…as all good Doctor Who stories do.  As always, when dealing with a licensed property like this, the biggest question, and the one that makes all the difference for me in terms of the success of the story is, “Do the characters look right?”  In this case, David Tennant’s face is perfectly done throughout the interiors of the book, with a GORGEOUS painted cover that looks more like The Tenth Doctor than the actual Tenth Doctor, in some ways.  Elena Casagrande also provides great background details, such as the running battle in the subway, and the streets and alleys of the city, always giving a clear sense of location to the visuals.  I like the way the writer Nick Abadzis plays with story beats and dialogue to simulate the adventure of watching a television episode, and Gabriella is a character that I very much enjoy (and, obviously, one who impresses the Doctor with her thoughtfulness and bravery.)  The monster-of the-week seems to be a bit one-dimensional right now, but I’m willing to see them in action, and see if they can transcend their “alien comic book monster” roots.  In short, it’s a very successful issue, with a clear understanding of what works for The Doctor, perhaps even a more successful adaptation than this Doctor’s last adventures from IDW  (which, if I’m honest, always felt a bit fragmentary and half-realized.)  As one of my favorite Doctors, I’m happy to see Ten in action again, and would hope that this is a huge success, leading to 12 monthly ongoing Doctor Who titles, even if my wallet cringes at the very thought.


So, in short, we have: A likeable companion.  A Doctor who looks, acts and speaks in a manner consistent with that which has come before.  Good art, with alien-y aliens, monstery monsters, and Tennant-y Tennants.  And the kind of cliffhanger that makes me want to come back next time and find out how The Doctor gets out of this one.  Summing up, Doctor Who: The Tenth Doctor #2 is an enjoyable read, and kicks off what I hope is a long and successful run with this creative team, because who doesn’t love some pointy hair and sideburns now and then, earning a well-above average 3.5 out of 5 stars overall.  Fingers crossed for a Sixth Doctor ongoing!  Who’s gonna sign my petitions?



The Doctor in hot water, a new companion with potential, with art and dialogue that are perfectly fitting.

User Rating: 3.9 ( 1 votes)

About Author

Once upon a time, there was a young nerd from the Midwest, who loved Matter-Eater Lad and the McKenzie Brothers... If pop culture were a maze, Matthew would be the Minotaur at its center. Were it a mall, he'd be the Food Court. Were it a parking lot, he’d be the distant Cart Corral where the weird kids gather to smoke, but that’s not important right now... Matthew enjoys body surfing (so long as the bodies are fresh), writing in the third person, and dark-eyed women.

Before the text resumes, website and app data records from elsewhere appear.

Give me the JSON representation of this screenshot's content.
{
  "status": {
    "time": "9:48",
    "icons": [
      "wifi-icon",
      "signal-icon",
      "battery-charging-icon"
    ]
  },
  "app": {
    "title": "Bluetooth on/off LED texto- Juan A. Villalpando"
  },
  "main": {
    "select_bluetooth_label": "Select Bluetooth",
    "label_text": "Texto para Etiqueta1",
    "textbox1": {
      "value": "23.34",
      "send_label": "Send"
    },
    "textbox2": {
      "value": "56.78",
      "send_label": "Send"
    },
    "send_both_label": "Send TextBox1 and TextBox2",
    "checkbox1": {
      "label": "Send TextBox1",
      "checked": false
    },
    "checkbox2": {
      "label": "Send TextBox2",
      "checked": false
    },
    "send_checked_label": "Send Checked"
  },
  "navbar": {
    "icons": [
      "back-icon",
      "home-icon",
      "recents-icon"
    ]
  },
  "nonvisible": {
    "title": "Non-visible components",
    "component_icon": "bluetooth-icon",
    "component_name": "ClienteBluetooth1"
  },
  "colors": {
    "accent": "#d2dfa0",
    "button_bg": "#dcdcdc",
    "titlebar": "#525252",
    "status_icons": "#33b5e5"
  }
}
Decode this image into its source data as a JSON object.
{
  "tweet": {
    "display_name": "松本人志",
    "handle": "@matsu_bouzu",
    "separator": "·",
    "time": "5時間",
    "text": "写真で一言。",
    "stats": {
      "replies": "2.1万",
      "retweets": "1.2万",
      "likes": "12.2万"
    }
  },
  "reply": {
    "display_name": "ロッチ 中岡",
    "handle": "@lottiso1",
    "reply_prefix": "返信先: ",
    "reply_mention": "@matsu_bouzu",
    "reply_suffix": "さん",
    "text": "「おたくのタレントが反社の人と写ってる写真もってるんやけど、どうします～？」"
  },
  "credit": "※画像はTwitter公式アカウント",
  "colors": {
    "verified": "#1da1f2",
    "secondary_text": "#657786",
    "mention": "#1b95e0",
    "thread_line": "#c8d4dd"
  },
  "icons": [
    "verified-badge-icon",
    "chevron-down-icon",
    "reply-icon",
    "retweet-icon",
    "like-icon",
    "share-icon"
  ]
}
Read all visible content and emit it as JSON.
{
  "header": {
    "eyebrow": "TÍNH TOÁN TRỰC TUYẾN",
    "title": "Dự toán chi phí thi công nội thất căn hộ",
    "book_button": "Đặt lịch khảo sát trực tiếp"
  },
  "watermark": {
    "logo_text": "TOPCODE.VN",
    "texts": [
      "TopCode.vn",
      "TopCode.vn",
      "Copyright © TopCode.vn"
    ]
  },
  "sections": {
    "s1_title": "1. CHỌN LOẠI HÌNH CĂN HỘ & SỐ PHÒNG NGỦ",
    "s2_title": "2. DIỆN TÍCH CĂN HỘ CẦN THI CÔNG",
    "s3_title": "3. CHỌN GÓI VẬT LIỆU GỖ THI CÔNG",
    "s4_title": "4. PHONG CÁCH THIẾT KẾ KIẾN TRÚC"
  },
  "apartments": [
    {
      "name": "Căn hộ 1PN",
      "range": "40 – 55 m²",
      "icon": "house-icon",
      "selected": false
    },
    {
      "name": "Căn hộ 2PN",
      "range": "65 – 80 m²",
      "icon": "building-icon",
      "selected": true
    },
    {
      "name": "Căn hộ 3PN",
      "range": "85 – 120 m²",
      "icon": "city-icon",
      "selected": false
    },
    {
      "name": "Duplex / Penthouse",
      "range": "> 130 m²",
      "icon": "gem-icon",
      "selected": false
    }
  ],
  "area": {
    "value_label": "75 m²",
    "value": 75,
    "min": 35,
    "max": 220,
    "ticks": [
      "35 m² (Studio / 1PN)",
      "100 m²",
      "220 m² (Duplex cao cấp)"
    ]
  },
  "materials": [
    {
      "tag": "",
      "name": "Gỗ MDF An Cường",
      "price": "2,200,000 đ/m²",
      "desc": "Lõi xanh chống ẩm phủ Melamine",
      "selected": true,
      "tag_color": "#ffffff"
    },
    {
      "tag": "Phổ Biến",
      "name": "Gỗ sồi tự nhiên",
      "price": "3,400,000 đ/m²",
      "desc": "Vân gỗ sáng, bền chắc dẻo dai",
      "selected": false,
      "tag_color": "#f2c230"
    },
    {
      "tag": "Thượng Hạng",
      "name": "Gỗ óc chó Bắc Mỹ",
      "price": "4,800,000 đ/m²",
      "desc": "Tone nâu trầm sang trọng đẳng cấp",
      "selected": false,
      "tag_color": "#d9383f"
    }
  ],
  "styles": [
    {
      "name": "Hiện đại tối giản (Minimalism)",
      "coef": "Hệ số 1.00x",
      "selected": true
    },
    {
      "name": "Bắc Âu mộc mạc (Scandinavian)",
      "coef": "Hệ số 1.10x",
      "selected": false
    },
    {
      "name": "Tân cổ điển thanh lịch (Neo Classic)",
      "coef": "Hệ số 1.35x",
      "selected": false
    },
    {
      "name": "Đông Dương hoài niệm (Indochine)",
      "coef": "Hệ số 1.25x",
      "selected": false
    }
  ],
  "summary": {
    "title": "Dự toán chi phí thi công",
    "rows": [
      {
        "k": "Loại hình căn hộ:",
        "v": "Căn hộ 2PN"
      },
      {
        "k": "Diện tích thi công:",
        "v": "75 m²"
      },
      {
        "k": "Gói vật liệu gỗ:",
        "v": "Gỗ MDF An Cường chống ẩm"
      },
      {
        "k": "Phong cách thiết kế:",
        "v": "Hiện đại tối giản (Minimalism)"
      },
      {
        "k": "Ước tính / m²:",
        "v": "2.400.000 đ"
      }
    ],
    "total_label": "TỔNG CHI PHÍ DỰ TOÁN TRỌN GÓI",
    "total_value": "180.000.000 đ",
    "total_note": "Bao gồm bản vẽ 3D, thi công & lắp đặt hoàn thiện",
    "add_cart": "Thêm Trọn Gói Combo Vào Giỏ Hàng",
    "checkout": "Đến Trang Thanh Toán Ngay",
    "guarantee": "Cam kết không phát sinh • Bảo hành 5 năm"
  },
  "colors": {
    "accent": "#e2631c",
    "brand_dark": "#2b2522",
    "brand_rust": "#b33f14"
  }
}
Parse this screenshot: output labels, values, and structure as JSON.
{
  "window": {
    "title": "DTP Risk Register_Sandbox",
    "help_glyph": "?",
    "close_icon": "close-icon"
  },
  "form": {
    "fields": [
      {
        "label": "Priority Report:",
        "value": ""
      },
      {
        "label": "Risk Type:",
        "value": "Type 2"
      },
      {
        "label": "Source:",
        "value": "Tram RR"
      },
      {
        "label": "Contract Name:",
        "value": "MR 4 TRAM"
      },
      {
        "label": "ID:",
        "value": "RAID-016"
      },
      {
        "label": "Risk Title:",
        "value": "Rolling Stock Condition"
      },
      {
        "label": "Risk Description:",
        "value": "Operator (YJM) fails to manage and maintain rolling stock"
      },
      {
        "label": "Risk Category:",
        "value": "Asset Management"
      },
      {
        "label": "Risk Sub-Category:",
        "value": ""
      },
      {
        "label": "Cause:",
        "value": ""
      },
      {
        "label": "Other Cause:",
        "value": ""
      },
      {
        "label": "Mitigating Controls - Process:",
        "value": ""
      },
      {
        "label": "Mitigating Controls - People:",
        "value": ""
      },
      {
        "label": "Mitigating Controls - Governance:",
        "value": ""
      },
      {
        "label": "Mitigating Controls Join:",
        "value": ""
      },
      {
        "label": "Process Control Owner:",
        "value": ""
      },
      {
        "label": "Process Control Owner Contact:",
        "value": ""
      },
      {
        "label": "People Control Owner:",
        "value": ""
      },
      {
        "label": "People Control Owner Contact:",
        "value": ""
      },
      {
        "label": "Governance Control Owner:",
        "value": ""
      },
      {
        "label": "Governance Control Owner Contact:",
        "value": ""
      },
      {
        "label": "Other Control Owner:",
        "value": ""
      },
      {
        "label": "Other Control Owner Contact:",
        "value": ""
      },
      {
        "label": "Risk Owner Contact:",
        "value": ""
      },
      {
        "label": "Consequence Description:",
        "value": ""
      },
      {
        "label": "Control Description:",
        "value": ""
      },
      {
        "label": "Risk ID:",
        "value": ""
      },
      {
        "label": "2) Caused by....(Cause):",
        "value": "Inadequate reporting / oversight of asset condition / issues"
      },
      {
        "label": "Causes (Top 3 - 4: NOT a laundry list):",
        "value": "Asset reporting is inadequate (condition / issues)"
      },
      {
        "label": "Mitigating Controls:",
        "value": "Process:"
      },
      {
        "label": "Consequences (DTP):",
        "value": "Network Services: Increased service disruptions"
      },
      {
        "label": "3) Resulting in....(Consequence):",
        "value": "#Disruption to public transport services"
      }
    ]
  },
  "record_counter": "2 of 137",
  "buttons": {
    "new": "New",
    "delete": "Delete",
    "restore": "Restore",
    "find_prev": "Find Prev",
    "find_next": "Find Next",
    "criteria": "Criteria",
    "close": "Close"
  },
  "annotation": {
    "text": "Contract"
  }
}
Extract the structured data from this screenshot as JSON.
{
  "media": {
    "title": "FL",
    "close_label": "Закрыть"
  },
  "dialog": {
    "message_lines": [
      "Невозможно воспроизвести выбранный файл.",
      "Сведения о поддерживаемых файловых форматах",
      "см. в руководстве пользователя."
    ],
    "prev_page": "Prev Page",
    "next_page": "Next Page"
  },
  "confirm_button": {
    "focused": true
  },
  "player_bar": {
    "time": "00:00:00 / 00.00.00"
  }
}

Amongst his weaponry are such diverse elements as: Fear! Surprise! Ruthless efficiency! An almost fanatical devotion to pop culture! And a nice red uniform.

1 Comment

  1. “Fingers crossed for a Sixth Doctor ongoing! Who’s gonna sign my petitions?”

    I’ll sign! But to be fair, I’d even sign a petition for comics based on Rowan Atkinson’s Doctor from the parody special “The Curse of Fatal Death”.

Leave A Reply

This site uses Akismet to reduce spam. Learn how your comment data is processed.